Description of the task:
Retype the records below so that each one matches exactly.

------ Data supplied

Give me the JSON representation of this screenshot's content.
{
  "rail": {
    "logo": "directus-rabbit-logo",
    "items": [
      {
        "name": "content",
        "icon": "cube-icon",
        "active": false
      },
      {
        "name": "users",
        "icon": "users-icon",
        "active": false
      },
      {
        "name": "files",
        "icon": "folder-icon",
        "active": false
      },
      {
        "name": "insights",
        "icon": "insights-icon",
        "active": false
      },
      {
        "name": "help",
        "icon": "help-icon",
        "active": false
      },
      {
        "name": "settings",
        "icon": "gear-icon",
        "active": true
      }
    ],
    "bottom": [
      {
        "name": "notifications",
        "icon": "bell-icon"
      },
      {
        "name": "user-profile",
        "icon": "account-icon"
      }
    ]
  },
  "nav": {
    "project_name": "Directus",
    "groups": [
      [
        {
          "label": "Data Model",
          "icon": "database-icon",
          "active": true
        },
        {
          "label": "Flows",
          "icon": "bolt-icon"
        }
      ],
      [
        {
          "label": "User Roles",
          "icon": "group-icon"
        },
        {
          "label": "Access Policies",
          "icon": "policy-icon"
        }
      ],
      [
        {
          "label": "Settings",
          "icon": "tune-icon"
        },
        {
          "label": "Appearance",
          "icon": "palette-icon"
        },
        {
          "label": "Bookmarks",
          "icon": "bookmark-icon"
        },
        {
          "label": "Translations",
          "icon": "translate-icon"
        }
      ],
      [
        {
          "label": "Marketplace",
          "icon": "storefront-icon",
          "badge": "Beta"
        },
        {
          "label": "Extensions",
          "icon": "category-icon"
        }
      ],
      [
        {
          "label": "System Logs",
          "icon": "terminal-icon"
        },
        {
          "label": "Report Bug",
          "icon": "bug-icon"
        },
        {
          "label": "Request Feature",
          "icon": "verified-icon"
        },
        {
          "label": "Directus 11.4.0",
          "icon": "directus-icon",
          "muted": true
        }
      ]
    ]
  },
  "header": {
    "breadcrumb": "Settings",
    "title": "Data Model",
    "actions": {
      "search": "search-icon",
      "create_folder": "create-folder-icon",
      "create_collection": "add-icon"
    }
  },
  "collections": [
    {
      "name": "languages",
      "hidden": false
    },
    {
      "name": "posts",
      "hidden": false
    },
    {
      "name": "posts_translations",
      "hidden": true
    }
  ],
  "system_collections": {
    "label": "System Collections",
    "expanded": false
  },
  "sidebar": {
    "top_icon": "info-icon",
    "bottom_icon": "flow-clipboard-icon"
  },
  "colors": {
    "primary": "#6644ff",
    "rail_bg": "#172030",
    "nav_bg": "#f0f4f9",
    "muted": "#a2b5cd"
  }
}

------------

Response box:
Give me the JSON representation of this screenshot's content.
{
  "rail": {
    "logo": "directus-rabbit-logo",
    "items": [
      {
        "name": "content",
        "icon": "cube-icon",
        "active": false
      },
      {
        "name": "users",
        "icon": "users-icon",
        "active": false
      },
      {
        "name": "files",
        "icon": "folder-icon",
        "active": false
      },
      {
        "name": "insights",
        "icon": "insights-icon",
        "active": false
      },
      {
        "name": "help",
        "icon": "help-icon",
        "active": false
      },
      {
        "name": "settings",
        "icon": "gear-icon",
        "active": true
      }
    ],
    "bottom": [
      {
        "name": "notifications",
        "icon": "bell-icon"
      },
      {
        "name": "user-profile",
        "icon": "account-icon"
      }
    ]
  },
  "nav": {
    "project_name": "Directus",
    "groups": [
      [
        {
          "label": "Data Model",
          "icon": "database-icon",
          "active": true
        },
        {
          "label": "Flows",
          "icon": "bolt-icon"
        }
      ],
      [
        {
          "label": "User Roles",
          "icon": "group-icon"
        },
        {
          "label": "Access Policies",
          "icon": "policy-icon"
        }
      ],
      [
        {
          "label": "Settings",
          "icon": "tune-icon"
        },
        {
          "label": "Appearance",
          "icon": "palette-icon"
        },
        {
          "label": "Bookmarks",
          "icon": "bookmark-icon"
        },
        {
          "label": "Translations",
          "icon": "translate-icon"
        }
      ],
      [
        {
          "label": "Marketplace",
          "icon": "storefront-icon",
          "badge": "Beta"
        },
        {
          "label": "Extensions",
          "icon": "category-icon"
        }
      ],
      [
        {
          "label": "System Logs",
          "icon": "terminal-icon"
        },
        {
          "label": "Report Bug",
          "icon": "bug-icon"
        },
        {
          "label": "Request Feature",
          "icon": "verified-icon"
        },
        {
          "label": "Directus 11.4.0",
          "icon": "directus-icon",
          "muted": true
        }
      ]
    ]
  },
  "header": {
    "breadcrumb": "Settings",
    "title": "Data Model",
    "actions": {
      "search": "search-icon",
      "create_folder": "create-folder-icon",
      "create_collection": "add-icon"
    }
  },
  "collections": [
    {
      "name": "languages",
      "hidden": false
    },
    {
      "name": "posts",
      "hidden": false
    },
    {
      "name": "posts_translations",
      "hidden": true
    }
  ],
  "system_collections": {
    "label": "System Collections",
    "expanded": false
  },
  "sidebar": {
    "top_icon": "info-icon",
    "bottom_icon": "flow-clipboard-icon"
  },
  "colors": {
    "primary": "#6644ff",
    "rail_bg": "#172030",
    "nav_bg": "#f0f4f9",
    "muted": "#a2b5cd"
  }
}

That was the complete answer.